Good news for car drivers looking to go
electric. In a handful of years, these zero-emission vehicles will be cheaper than traditional gas guzzlers, according to a new report from investment bankers Cowen & Co.
The analysis, compiled by Cowen managing director and senior research analyst Jeffrey Osborne, determined that electric vehicles will cost less than gasoline-powered cars by the early- to mid-2020s due to
falling battery prices as well as the costs that traditional carmakers will incur as they comply to new fuel-efficiency standards.
These factors, Osbourne notes, will spur EV adoption from 1 percent of all global sales this year to 3 percent in 2020 and 7.5 percent in 2025.
Bloomberg New Energy Finance reported similar findings in May.
“Falling battery costs will mean electric vehicles will also be cheaper to buy in the U.S. and Europe as soon as 2025,” the report said. “Batteries currently account for about half the cost of EVs, and their prices will fall by about 77 percent between 2016 and 2030.”
Osbourne pointed out that a number of major car brands are hopping onto the electric bandwagon to compete in a space carved out by industry disrupter,
“We see the competitive tides shifting in 2019 and beyond as European [car makers] roiled by the diesel scandal and loss of share to Tesla in the high margin luxury segment step on the gas and accelerate the pace of EV introductions,” he wrote.
And earlier this month, Volkswagen Group, the world’s biggest automaker, announced plans to offer an electric version across the company’s 300 models by 2030 and will be rolling out 80 new electric cars under its multiple brands by 2025. The German company, which is trying to rebound after its emissions-cheating scandal, is investing more than 20 billion euros ($24 billion) in zero-emission vehicles to challenge Tesla.

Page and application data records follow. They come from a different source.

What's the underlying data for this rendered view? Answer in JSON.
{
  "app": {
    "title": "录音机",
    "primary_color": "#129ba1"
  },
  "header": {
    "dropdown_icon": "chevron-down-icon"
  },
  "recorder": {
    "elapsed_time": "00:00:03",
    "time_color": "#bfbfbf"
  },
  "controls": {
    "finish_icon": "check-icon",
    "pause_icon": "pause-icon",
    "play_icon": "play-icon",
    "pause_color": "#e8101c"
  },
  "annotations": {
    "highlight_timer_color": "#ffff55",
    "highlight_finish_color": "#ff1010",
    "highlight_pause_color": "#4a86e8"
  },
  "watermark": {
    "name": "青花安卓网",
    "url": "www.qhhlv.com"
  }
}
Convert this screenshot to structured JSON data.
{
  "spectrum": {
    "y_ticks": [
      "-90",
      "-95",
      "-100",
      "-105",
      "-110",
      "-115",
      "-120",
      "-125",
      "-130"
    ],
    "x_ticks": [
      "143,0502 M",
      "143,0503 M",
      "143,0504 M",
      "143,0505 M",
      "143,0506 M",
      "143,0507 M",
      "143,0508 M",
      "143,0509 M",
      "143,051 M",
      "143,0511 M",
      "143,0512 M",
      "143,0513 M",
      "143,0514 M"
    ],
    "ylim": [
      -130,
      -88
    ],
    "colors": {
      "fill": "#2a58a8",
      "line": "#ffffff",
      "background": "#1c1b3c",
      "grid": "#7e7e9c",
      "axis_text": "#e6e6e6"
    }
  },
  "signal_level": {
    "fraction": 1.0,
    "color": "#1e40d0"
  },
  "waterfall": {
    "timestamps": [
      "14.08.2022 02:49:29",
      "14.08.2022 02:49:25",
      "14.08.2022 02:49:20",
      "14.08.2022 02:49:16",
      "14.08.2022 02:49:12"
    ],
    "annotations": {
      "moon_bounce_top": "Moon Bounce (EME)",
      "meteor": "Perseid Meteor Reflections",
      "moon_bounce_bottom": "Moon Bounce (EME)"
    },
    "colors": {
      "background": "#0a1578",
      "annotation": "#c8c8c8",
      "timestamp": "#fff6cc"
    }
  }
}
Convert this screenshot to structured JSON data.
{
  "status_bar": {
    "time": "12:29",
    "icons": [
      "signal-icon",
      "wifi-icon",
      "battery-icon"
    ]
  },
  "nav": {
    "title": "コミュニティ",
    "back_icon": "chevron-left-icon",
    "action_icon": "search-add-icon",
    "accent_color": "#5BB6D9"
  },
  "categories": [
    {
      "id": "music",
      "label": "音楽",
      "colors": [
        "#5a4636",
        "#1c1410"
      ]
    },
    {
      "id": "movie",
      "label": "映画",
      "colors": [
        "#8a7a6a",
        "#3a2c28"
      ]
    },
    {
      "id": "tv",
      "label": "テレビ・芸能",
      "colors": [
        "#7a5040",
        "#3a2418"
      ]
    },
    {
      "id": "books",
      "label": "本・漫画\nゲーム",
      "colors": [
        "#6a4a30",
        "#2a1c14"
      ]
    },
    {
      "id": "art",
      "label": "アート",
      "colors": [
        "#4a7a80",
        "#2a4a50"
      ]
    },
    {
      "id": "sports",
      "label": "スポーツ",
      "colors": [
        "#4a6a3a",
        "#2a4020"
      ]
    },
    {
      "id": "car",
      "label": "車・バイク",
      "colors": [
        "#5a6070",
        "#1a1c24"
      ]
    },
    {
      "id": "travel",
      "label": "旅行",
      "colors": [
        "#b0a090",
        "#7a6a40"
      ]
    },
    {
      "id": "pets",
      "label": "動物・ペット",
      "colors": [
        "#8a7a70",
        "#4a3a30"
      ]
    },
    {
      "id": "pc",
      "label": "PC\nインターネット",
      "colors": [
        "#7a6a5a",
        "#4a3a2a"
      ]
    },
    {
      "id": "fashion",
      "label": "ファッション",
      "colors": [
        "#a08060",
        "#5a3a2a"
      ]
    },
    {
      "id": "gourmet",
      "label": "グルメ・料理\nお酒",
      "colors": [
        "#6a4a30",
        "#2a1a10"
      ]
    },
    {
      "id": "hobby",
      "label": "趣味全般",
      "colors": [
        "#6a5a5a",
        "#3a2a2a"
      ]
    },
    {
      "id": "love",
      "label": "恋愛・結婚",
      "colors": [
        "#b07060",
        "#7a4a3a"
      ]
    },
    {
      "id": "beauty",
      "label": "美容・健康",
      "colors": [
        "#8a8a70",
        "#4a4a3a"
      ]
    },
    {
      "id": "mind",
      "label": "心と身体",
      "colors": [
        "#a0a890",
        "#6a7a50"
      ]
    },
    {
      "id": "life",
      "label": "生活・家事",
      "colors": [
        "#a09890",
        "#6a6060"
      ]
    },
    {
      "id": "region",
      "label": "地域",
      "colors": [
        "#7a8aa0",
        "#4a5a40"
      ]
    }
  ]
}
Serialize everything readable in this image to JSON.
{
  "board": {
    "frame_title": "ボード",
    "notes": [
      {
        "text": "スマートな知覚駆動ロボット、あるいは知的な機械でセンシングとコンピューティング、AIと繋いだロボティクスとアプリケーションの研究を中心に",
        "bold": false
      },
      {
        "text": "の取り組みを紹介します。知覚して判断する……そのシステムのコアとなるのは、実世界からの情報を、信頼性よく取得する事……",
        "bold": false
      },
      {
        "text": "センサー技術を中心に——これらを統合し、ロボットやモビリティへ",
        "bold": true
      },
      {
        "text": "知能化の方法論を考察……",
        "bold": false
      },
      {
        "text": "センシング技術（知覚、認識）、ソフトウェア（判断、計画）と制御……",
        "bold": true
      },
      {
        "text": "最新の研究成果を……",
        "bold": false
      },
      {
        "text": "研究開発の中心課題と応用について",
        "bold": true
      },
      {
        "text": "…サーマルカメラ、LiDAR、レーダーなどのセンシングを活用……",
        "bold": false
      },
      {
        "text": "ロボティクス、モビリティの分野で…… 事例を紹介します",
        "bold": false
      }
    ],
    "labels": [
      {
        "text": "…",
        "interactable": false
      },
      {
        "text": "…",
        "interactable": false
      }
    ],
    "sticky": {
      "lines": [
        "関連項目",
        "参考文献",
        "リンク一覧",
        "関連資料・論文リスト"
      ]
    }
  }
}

Not only that, the Cowen report comes as an increasing number of countries such as China, Scotland, France and India announced intentions to ban diesel and gasoline cars in order to cut fossil fuel emissions.